Timetable confirmed for Badenoch and Strathspey short-term let control area
The establishment of a short-term let control area in the Badenoch and Strathspey ward of The Highland Council took a step closer yesterday with members agreeing the non-statutory Short-term Let Control Area Planning Policy for use in the determination of applications and the timetable to move forward.
The required notice will be published in the Strathspey and Badenoch Herald newspaper and on the council’s website in January 2024. Following this, the previously agreed information session will take place in late January and February 2024 before the Ward 20 Control Area is established on Monday 4 March 2024.
Once a control area has been designated the proposed use of a dwellinghouse as a short-term let will automatically require planning permission.
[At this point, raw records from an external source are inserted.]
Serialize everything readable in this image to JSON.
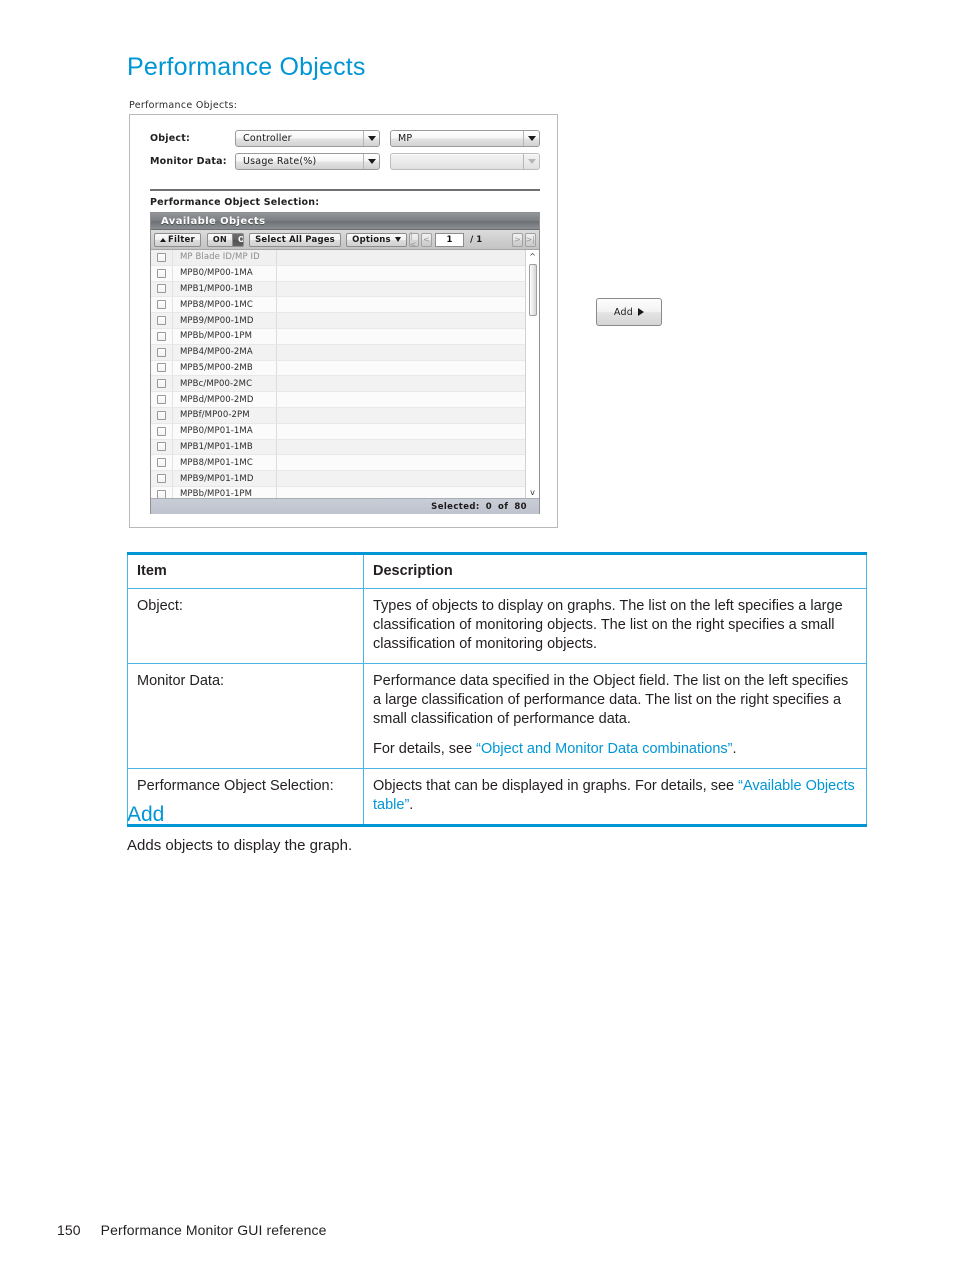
{
  "page": {
    "heading": "Performance Objects",
    "section_heading": "Add",
    "section_body": "Adds objects to display the graph.",
    "footer_page_number": "150",
    "footer_title": "Performance Monitor GUI reference",
    "accent_color": "#0096d6"
  },
  "figure": {
    "caption": "Performance Objects:",
    "fields": {
      "object_label": "Object:",
      "object_left_value": "Controller",
      "object_right_value": "MP",
      "monitor_label": "Monitor Data:",
      "monitor_left_value": "Usage Rate(%)",
      "monitor_right_value": ""
    },
    "selection_label": "Performance Object Selection:",
    "available_objects": {
      "title": "Available Objects",
      "toolbar": {
        "filter_label": "Filter",
        "on_label": "ON",
        "off_label": "OFF",
        "select_all_pages_label": "Select All Pages",
        "options_label": "Options",
        "page_value": "1",
        "page_total": "/ 1",
        "first_icon": "|<",
        "prev_icon": "<",
        "next_icon": ">",
        "last_icon": ">|"
      },
      "column_header": "MP Blade ID/MP ID",
      "rows": [
        "MPB0/MP00-1MA",
        "MPB1/MP00-1MB",
        "MPB8/MP00-1MC",
        "MPB9/MP00-1MD",
        "MPBb/MP00-1PM",
        "MPB4/MP00-2MA",
        "MPB5/MP00-2MB",
        "MPBc/MP00-2MC",
        "MPBd/MP00-2MD",
        "MPBf/MP00-2PM",
        "MPB0/MP01-1MA",
        "MPB1/MP01-1MB",
        "MPB8/MP01-1MC",
        "MPB9/MP01-1MD",
        "MPBb/MP01-1PM"
      ],
      "status_selected_label": "Selected:",
      "status_selected_count": "0",
      "status_of_label": "of",
      "status_total": "80"
    },
    "add_button_label": "Add"
  },
  "ref_table": {
    "headers": {
      "item": "Item",
      "description": "Description"
    },
    "rows": [
      {
        "item": "Object:",
        "desc_p1": "Types of objects to display on graphs. The list on the left specifies a large classification of monitoring objects. The list on the right specifies a small classification of monitoring objects."
      },
      {
        "item": "Monitor Data:",
        "desc_p1": "Performance data specified in the Object field. The list on the left specifies a large classification of performance data. The list on the right specifies a small classification of performance data.",
        "desc_p2_pre": "For details, see ",
        "desc_p2_link": "“Object and Monitor Data combinations”",
        "desc_p2_post": "."
      },
      {
        "item": "Performance Object Selection:",
        "desc_p1_pre": "Objects that can be displayed in graphs. For details, see ",
        "desc_p1_link": "“Available Objects table”",
        "desc_p1_post": "."
      }
    ]
  }
}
The need for planning permission for the use of properties other than dwellinghouses for short-term letting/tourist accommodation will not change as a result of a control area being established.
Chair of the Economy and Infrastructure Committee, Councillor Ken Gowans said: “This could be a key policy for Highland if it proves successful for Badenoch and Strathspey, so I am pleased that the policy to determine applications has been agreed and implementation takes a step closer.”
The council has also already received a number of planning applications from new and existing short-term let operators seeking to secure planning permission in the event the control area is established. Now members have approved the recommendations in the report, all of these pending applications will be determined in accordance with the Development Plan (including NPF4) and the revised non-statutory planning guidance.
Chair of the Badenoch and Strathspey Committee, Cllr Russell Jones, said: “Currently there is a severe imbalance in the market and these figures highlight our concern about the impact short-term letting is having on local housing and validates our efforts to have a Short-term Let Control Area for Ward 20. I encourage as many existing and prospective operators as possible to come to the information sessions that will take place early next year before the control area commences in March.”
Convener of The Highland Council and Ward Member, Cllr Bill Lobban, said: “The housing marketplace in Badenoch & Strathspey is in meltdown with local residents and incoming staff unable to find affordable accommodation.
“We need visitors as they are the mainstay of our economy, but we also need homes for the people who live and work in the area and there is no point building more and more houses if local people are completely priced out of the market. The new STL Control Area will not solve the problem overnight but is just one of a mix of innovative solutions we will have to consider going on into the future.”
The Association of Scotland’s Self-Caterers (ASSC), which has been campaigning against the implementation, said there is an insufficient evidence base to progress with a short-term let control area for Badenoch and Strathspey.
Fiona Campbell, CEO of the ASSC, added: “Targeting legitimate small businesses as a means of addressing longstanding housing issues – especially when there are a larger number of vacant properties, long-term empty properties, and second homes – is completely wrongheaded and shows a muddled sense of priorities.
The local economy relies on tourism and self-catering is an integral component of the visitor accommodation mix. Regulating these properties out of the market won’t lead to a flood of affordable homes in the area and anyone suggesting so is raising false hopes.
“We acknowledge the reconsidered position of The Highland Council not to apply planning policy retrospectively in terms of existing short-term let properties. Lord Braid’s recent judgement on the Edinburgh Judicial Review is clearly having an impact on local authority thinking and we welcome moves to take cognisance of this in the Highlands and elsewhere.
“However, there are 215 planning applications in the pipeline and many will therefore have applied unnecessarily. It remains to be seen if operators will be rightly compensated for the costs involved.”